Patch Management and GDPR
Poor Patch Management not only leaves your systems vulnerable to attack but it could also leave your business vulnerable to fines under GDPR regulations.
Patches, upgrades and replacements are regularly released for a range of software and operating systems, the announcement from Microsoft regarding the end of life of Windows 7 is a case in point.
In less than a year, Windows 7 will be considered an unsupported product, leading to software vulnerabilities as patches are no longer released. If you are running Windows 7 after this date then it could be considered that you are leaving your business vulnerable to a known risk.
Whilst playing a game of Russian Roulette with your IT functionality is an option for every business owner, playing with the security of your clients’ and suppliers’ data is a different story entirely. GDPR has been in force since May 2018, replacing The Data Protection Act. While many businesses have spent time and money on updating processes, procedures and documentation in relation to The General Data Protection Act, there has been an area that appears to have been regularly overlooked.
A key principle of the GDPR is that you process personal data securely by means of ‘appropriate technical and organisational measures’ – this is the ‘security principle’.
Patch management is one of the more straightforward layers of cybersecurity available to a business.
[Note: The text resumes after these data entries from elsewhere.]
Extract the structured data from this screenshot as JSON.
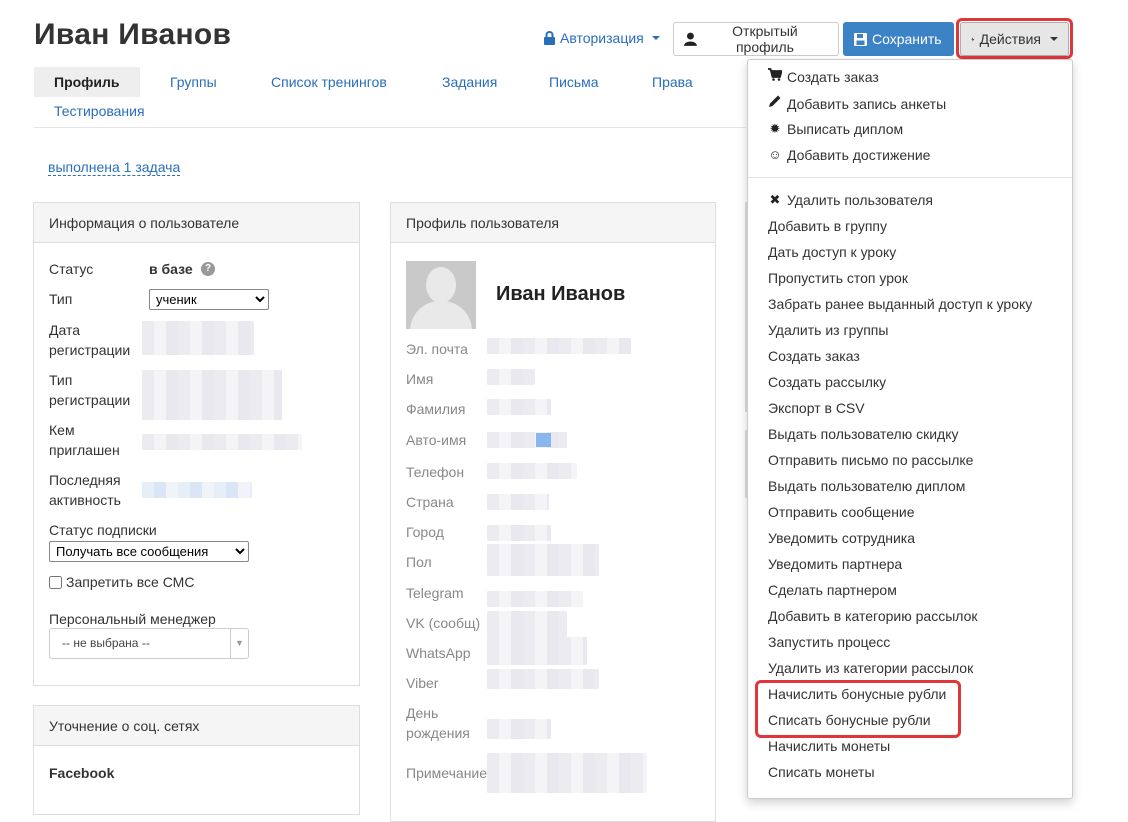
{
  "header": {
    "title": "Иван Иванов",
    "auth_label": "Авторизация",
    "open_profile_label": "Открытый профиль",
    "save_label": "Сохранить",
    "actions_label": "Действия"
  },
  "tabs": [
    {
      "label": "Профиль",
      "active": true
    },
    {
      "label": "Группы"
    },
    {
      "label": "Список тренингов"
    },
    {
      "label": "Задания"
    },
    {
      "label": "Письма"
    },
    {
      "label": "Права"
    },
    {
      "label": "Тестирования"
    }
  ],
  "task_link": "выполнена 1 задача",
  "user_info": {
    "heading": "Информация о пользователе",
    "status_label": "Статус",
    "status_value": "в базе",
    "type_label": "Тип",
    "type_value": "ученик",
    "reg_date_label_1": "Дата",
    "reg_date_label_2": "регистрации",
    "reg_type_label_1": "Тип",
    "reg_type_label_2": "регистрации",
    "invited_label_1": "Кем",
    "invited_label_2": "приглашен",
    "last_activity_label_1": "Последняя",
    "last_activity_label_2": "активность",
    "subscription_label": "Статус подписки",
    "subscription_value": "Получать все сообщения",
    "no_sms_label": "Запретить все СМС",
    "manager_label": "Персональный менеджер",
    "manager_value": "-- не выбрана --"
  },
  "social": {
    "heading": "Уточнение о соц. сетях",
    "facebook_label": "Facebook"
  },
  "profile": {
    "heading": "Профиль пользователя",
    "name": "Иван Иванов",
    "fields": [
      "Эл. почта",
      "Имя",
      "Фамилия",
      "Авто-имя",
      "Телефон",
      "Страна",
      "Город",
      "Пол",
      "Telegram",
      "VK (сообщ)",
      "WhatsApp",
      "Viber",
      "День",
      "рождения",
      "Примечание"
    ]
  },
  "actions_menu": {
    "top_items": [
      {
        "label": "Создать заказ",
        "icon": "cart-icon"
      },
      {
        "label": "Добавить запись анкеты",
        "icon": "pencil-icon"
      },
      {
        "label": "Выписать диплом",
        "icon": "certificate-icon"
      },
      {
        "label": "Добавить достижение",
        "icon": "smile-icon"
      }
    ],
    "items": [
      {
        "label": "Удалить пользователя",
        "icon": "remove-icon"
      },
      {
        "label": "Добавить в группу"
      },
      {
        "label": "Дать доступ к уроку"
      },
      {
        "label": "Пропустить стоп урок"
      },
      {
        "label": "Забрать ранее выданный доступ к уроку"
      },
      {
        "label": "Удалить из группы"
      },
      {
        "label": "Создать заказ"
      },
      {
        "label": "Создать рассылку"
      },
      {
        "label": "Экспорт в CSV"
      },
      {
        "label": "Выдать пользователю скидку"
      },
      {
        "label": "Отправить письмо по рассылке"
      },
      {
        "label": "Выдать пользователю диплом"
      },
      {
        "label": "Отправить сообщение"
      },
      {
        "label": "Уведомить сотрудника"
      },
      {
        "label": "Уведомить партнера"
      },
      {
        "label": "Сделать партнером"
      },
      {
        "label": "Добавить в категорию рассылок"
      },
      {
        "label": "Запустить процесс"
      },
      {
        "label": "Удалить из категории рассылок"
      },
      {
        "label": "Начислить бонусные рубли"
      },
      {
        "label": "Списать бонусные рубли"
      },
      {
        "label": "Начислить монеты"
      },
      {
        "label": "Списать монеты"
      }
    ]
  },
  "colors": {
    "link": "#2a6ebb",
    "primary_button": "#3c83c6",
    "highlight": "#e0353b"
  }
}
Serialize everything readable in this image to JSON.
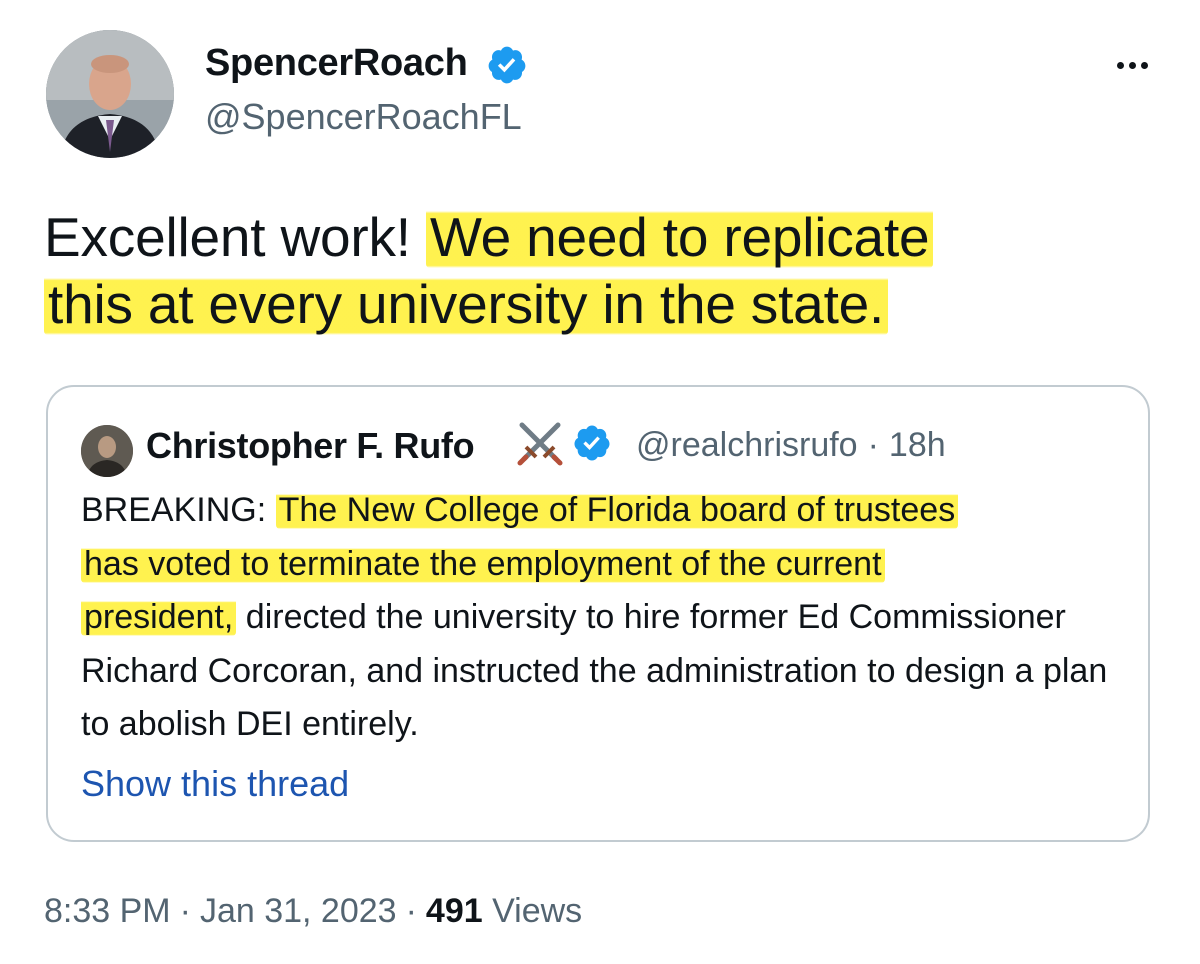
{
  "author": {
    "name": "SpencerRoach",
    "handle": "@SpencerRoachFL",
    "verified": true
  },
  "tweet": {
    "text_plain": "Excellent work!",
    "text_highlight_1": "We need to replicate",
    "text_highlight_2": "this at every university in the state."
  },
  "quoted": {
    "name": "Christopher F. Rufo",
    "handle": "@realchrisrufo",
    "separator": "·",
    "age": "18h",
    "prefix": "BREAKING:",
    "highlight_1": "The New College of Florida board of trustees",
    "highlight_2": "has voted to terminate the employment of the current",
    "highlight_3": "president,",
    "rest": "directed the university to hire former Ed Commissioner Richard Corcoran, and instructed the administration to design a plan to abolish DEI entirely.",
    "show_thread": "Show this thread"
  },
  "meta": {
    "time": "8:33 PM",
    "separator": "·",
    "date": "Jan 31, 2023",
    "views_count": "491",
    "views_label": "Views"
  },
  "icons": {
    "verified": "verified-badge-icon",
    "swords": "crossed-swords-icon",
    "more": "more-options-icon"
  },
  "colors": {
    "highlight": "#fff03c",
    "verified": "#1d9bf0",
    "link": "#1d55b0",
    "secondary_text": "#536471"
  }
}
The Government backed Cyber Essential Scheme (Launched in 2014) lists “Keeping your devices and software up to date” as one of 5 key areas to consider, others include securing your internet connections, securing your devices and software, and protecting against viruses and other malware.
So, if your business is running Windows 7 and you do not want to leave yourself exposed to software vulnerabilities or a potential ICO fine in the event of a breach, speak to us and we can provide you with a Device, Workstation and Software Health Audit of your business’ entire IT estate.
Our audit report can:
• identify missing patches
• identify antivirus and security issues
• provide an inventory of your IT hardware
• provide an inventory of your software
• provide a manufacturer’s warranty report